when you live with a special ed teacher, as one of us does, you listen to a lot of stories—show us a teacher who doesn't fret over the kids after hours, and we'll show you a teacher who needs to leave the profession—and after a while, you see how the system works. Overloaded by paperwork, testing, and the sheer numbers of kids before them, teachers lack the wherewithal to help disabled, difficult, and disruptive students—especially those who come to school with problems rooted more in the world around them than in anything inside them. They must, for sheer self-preservation, move those kids out of their classrooms. Off they go into special ed, and, not infrequently, that's just the beginning of a long journey through program after program in school after school. When you don't know how to help a kid, the way you help yourself and your school is to make her someone else's problem.
In other words, education has become triage. Which is why the phrase "No Child Left Behind" has such appeal: We know perfectly well we are leaving children behind, by the millions, but we don't want to face up to what that means. We seek solace in concepts like "accountability" and "standards;" yet too often, those fair-sounding words are code for nothing more than adding bureaucracy and slashing funds for the kids who need them most. In the end, No Child Left Behind, like quite a few of the education initiatives and trends of the past decade or two—vouchers, charter schools, and most recently Supreme Court-ordered resegregation—is an exercise in making things Someone Else's Problem. Better that the disruptive students not be in my child's classroom, that the troubled neighborhood not send its kids to my school, that the beleaguered district not be financed by my tax dollars.
Taken to its logical conclusion, this attitude produces places like the Judge Rotenberg Educational Center. Here's a "school" with a $50 million budget, financed by taxpayers and charged with caring for some of the nation's most troubled kids—some with severe autism or mental retardation, others with attention deficit or emotional disorders. These kids hardly have uniform problems, but at the Rotenberg Center the "treatment" is largely the same: punishment for deviating from the rules, often via a sci-fi-sounding device called the Graduated Electronic Decelerator, a backpack full of batteries that delivers excruciating shocks to various body parts.
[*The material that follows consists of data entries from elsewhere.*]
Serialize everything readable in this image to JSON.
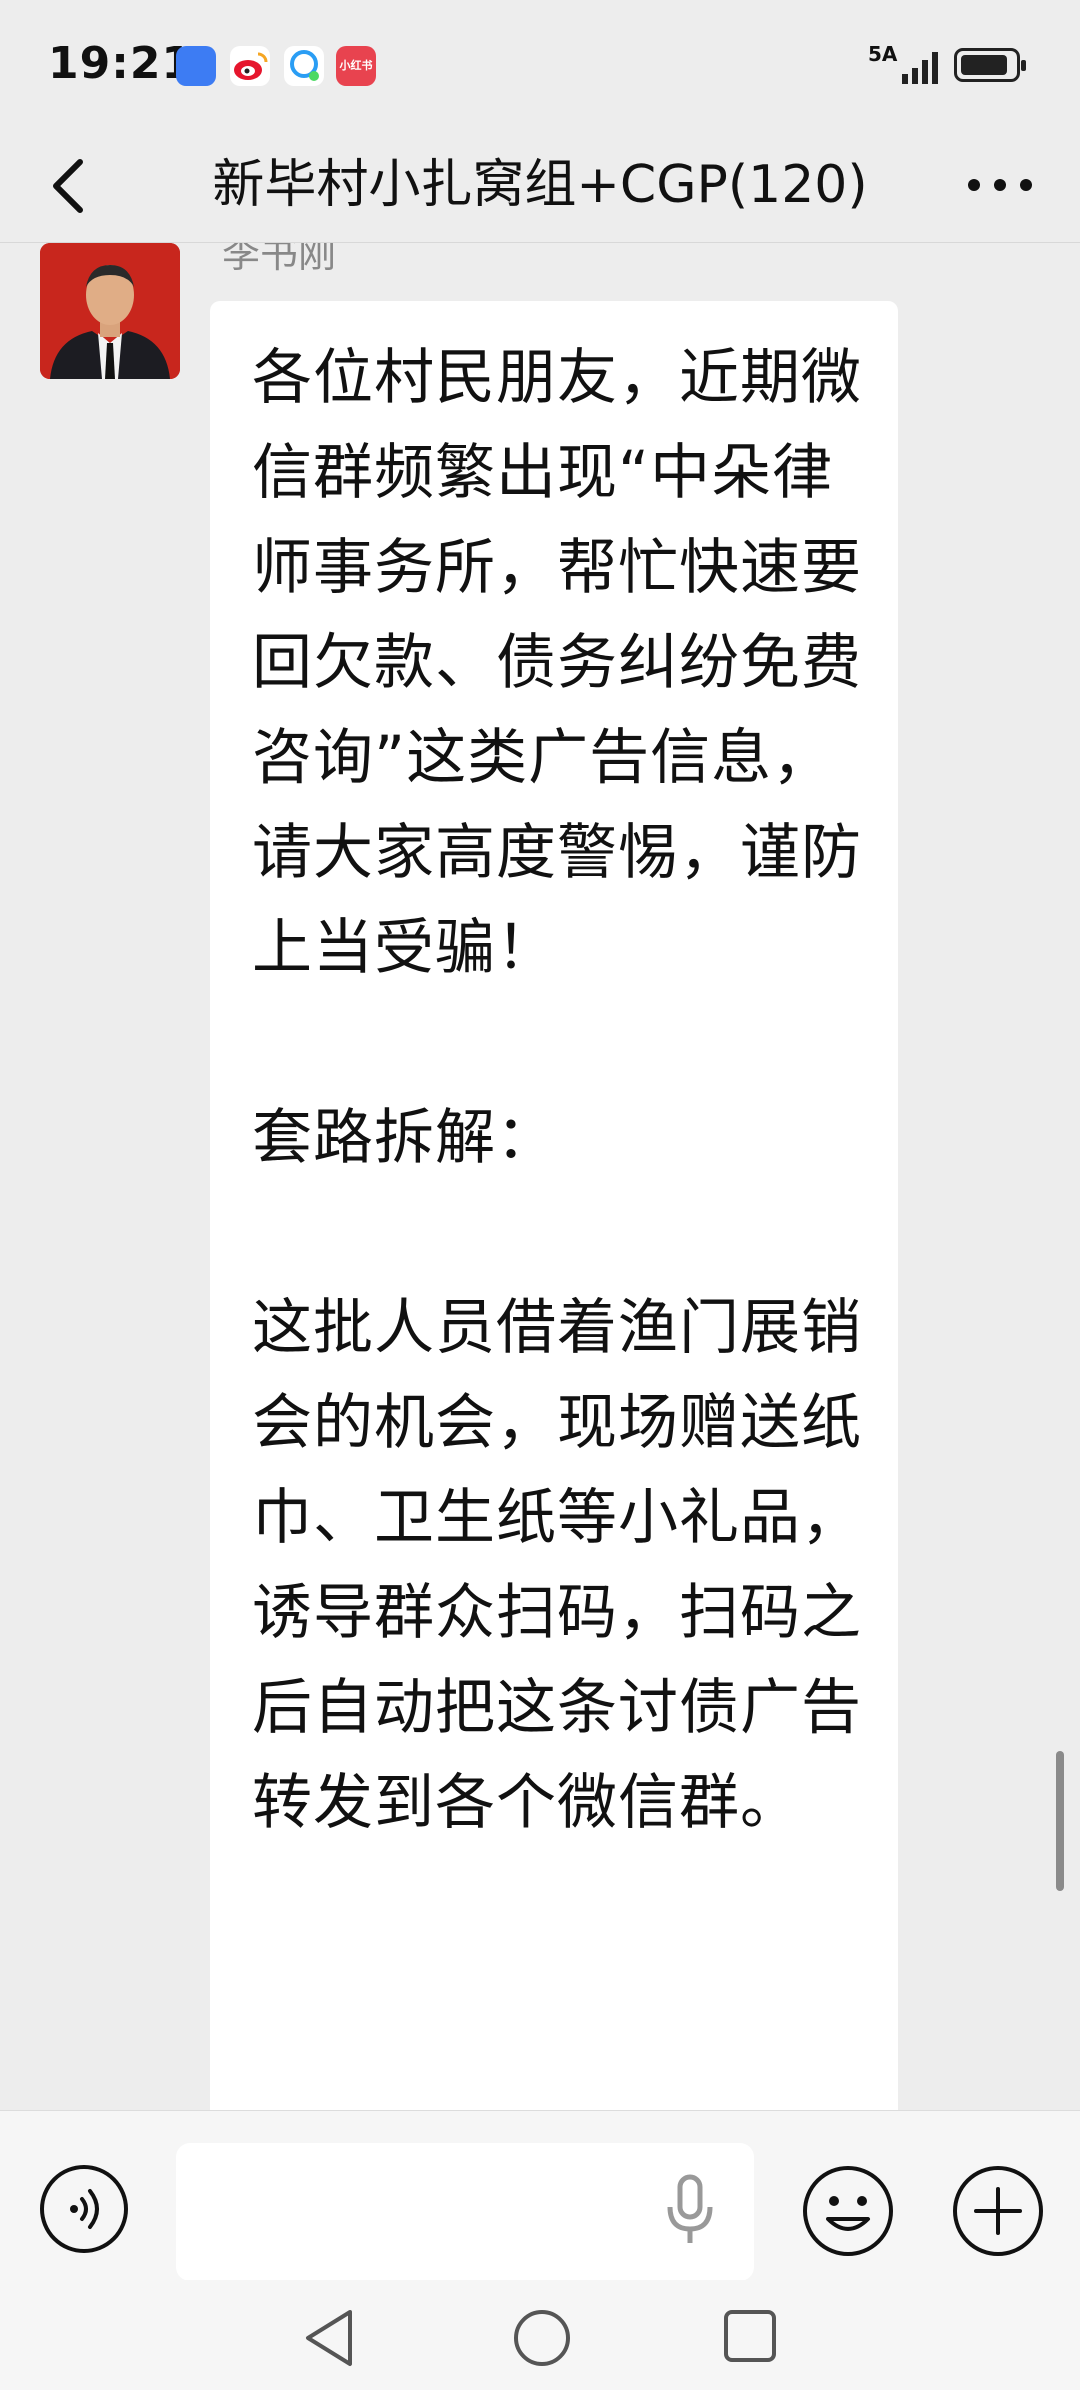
{
  "status_bar": {
    "time": "19:21",
    "network_label": "5A",
    "notification_icons": [
      "message-icon",
      "weibo-icon",
      "qq-icon",
      "xiaohongshu-icon"
    ],
    "xiaohongshu_label": "小红书"
  },
  "header": {
    "title": "新毕村小扎窝组+CGP(120)"
  },
  "message": {
    "sender": "李书刚",
    "text": "各位村民朋友，近期微信群频繁出现“中朵律师事务所，帮忙快速要回欠款、债务纠纷免费咨询”这类广告信息，请大家高度警惕，谨防上当受骗！\n\n套路拆解：\n\n这批人员借着渔门展销会的机会，现场赠送纸巾、卫生纸等小礼品，诱导群众扫码，扫码之后自动把这条讨债广告转发到各个微信群。"
  },
  "input_bar": {
    "value": ""
  },
  "colors": {
    "background": "#ededed",
    "bubble": "#ffffff",
    "accent_red": "#c8261d"
  }
}
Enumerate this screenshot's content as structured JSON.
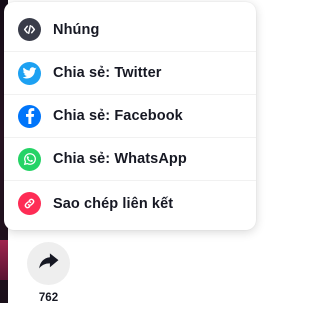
{
  "share_menu": {
    "items": [
      {
        "label": "Nhúng",
        "icon": "embed-icon",
        "color": "#393c49"
      },
      {
        "label": "Chia sẻ: Twitter",
        "icon": "twitter-icon",
        "color": "#1da1f2"
      },
      {
        "label": "Chia sẻ: Facebook",
        "icon": "facebook-icon",
        "color": "#0075fa"
      },
      {
        "label": "Chia sẻ: WhatsApp",
        "icon": "whatsapp-icon",
        "color": "#25d366"
      },
      {
        "label": "Sao chép liên kết",
        "icon": "link-icon",
        "color": "#fe2c55"
      }
    ]
  },
  "share_button": {
    "icon": "share-arrow-icon",
    "count": "762"
  }
}
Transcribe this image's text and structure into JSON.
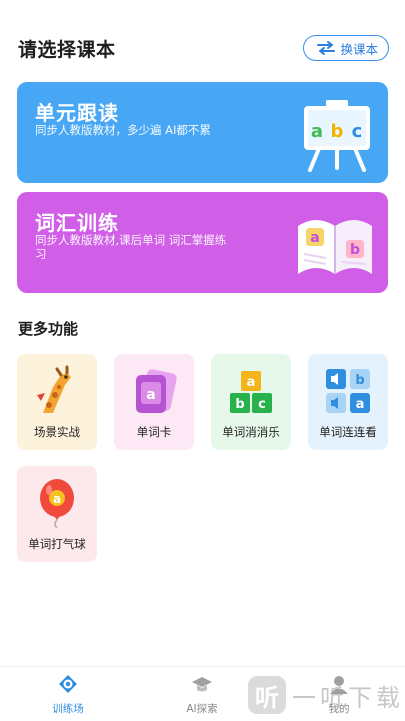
{
  "header": {
    "title": "请选择课本",
    "switch_label": "换课本"
  },
  "cards": [
    {
      "title": "单元跟读",
      "subtitle": "同步人教版教材，多少遍 AI都不累",
      "color": "#47a7f5",
      "icon": "abc-easel-icon",
      "easel_text": [
        "a",
        "b",
        "c"
      ]
    },
    {
      "title": "词汇训练",
      "subtitle": "同步人教版教材,课后单词 词汇掌握练习",
      "color": "#d05ee6",
      "icon": "open-book-icon",
      "book_text": [
        "a",
        "b"
      ]
    }
  ],
  "section_title": "更多功能",
  "features": [
    {
      "label": "场景实战",
      "icon": "giraffe-icon",
      "bg": "#fdf3dc"
    },
    {
      "label": "单词卡",
      "icon": "word-card-icon",
      "bg": "#fde8f6",
      "glyph": "a"
    },
    {
      "label": "单词消消乐",
      "icon": "blocks-icon",
      "bg": "#e5f8ea",
      "glyphs": [
        "a",
        "b",
        "c"
      ]
    },
    {
      "label": "单词连连看",
      "icon": "match-grid-icon",
      "bg": "#e3f2fd",
      "glyphs": [
        "b",
        "a"
      ]
    },
    {
      "label": "单词打气球",
      "icon": "balloon-icon",
      "bg": "#fde9ec",
      "glyph": "a"
    }
  ],
  "nav": [
    {
      "label": "训练场",
      "icon": "target-icon",
      "active": true
    },
    {
      "label": "AI探索",
      "icon": "graduation-cap-icon",
      "active": false
    },
    {
      "label": "我的",
      "icon": "user-icon",
      "active": false
    }
  ],
  "watermark": {
    "logo": "听",
    "text": "一听下载"
  }
}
If that sounds disturbing, wait until you read the details that Jennifer Gonnerman's yearlong investigation unearthed. In the Rotenberg Center's 36 years of operation, the program has repeatedly been found to torture kids—there is no other word for it—not accidentally, but systematically. One boy was restrained for hours, tied facedown to a board, and shocked again and again by a person he could not see. A girl with the mental capacity of a young child was disciplined dozens of times in a single day after complaining of a tummy ache; she died of a perforated stomach that night. Children as young as nine are shocked for nagging and swearing; besides shock, punishments have at various times included food deprivation—kids are made to "throw a predetermined caloric portion of their food into the garbage"—being forced to inhale ammonia, pinching, slapping, and being bombarded by white noise. Many kids are forbidden from speaking to or playing with each other. This "education center" has no academic instruction except computer self-learning programs. Many teachers—along with some of the staff psychologists—are not certified; their primary interaction with the students consists of rote admonishments that escalate to threats of punishment.
These facts are all, it should be noted, in the public record, available to regulators, lawmakers, courts, journalists, and anyone else who cares to look. (See them yourself at motherjones.com/schoolofshock.) Nevertheless, the Rotenberg Center has not only persisted, but grown, to the point where founder Matthew Israel has been able to pay himself $400,000 a year, hire a phalanx of lobbyists and lawyers, and market his program to parents, school administrators, judges, and corrections staff in multiple states.
It's a receptive audience: If your mentally disabled child regularly harmed himself and his siblings, if you were going to lose yet another job for taking time off to help your bipolar daughter, if someone promised to save your child—what would you do? If you were the last in a long line of principals and judges confronting a kid no one could handle, wouldn't you send him to the school of last resort?
The people who reach for Israel's life preserver are not to blame; they face a crisis to which he offers the only apparent solution. Nor is it enough to be outraged at the regulators who—faced with vicious legal battles and a lobby of desperate parents—have allowed him to continue operating. We all share the responsibility for letting mentally disabled and troubled kids get shoved aside, warehoused, abandoned.
The Rotenberg Center is an extreme. But the culture that allows it to flourish is all of our problem. And for nearly a quarter million dollars per kid per year, can't we find a better solution?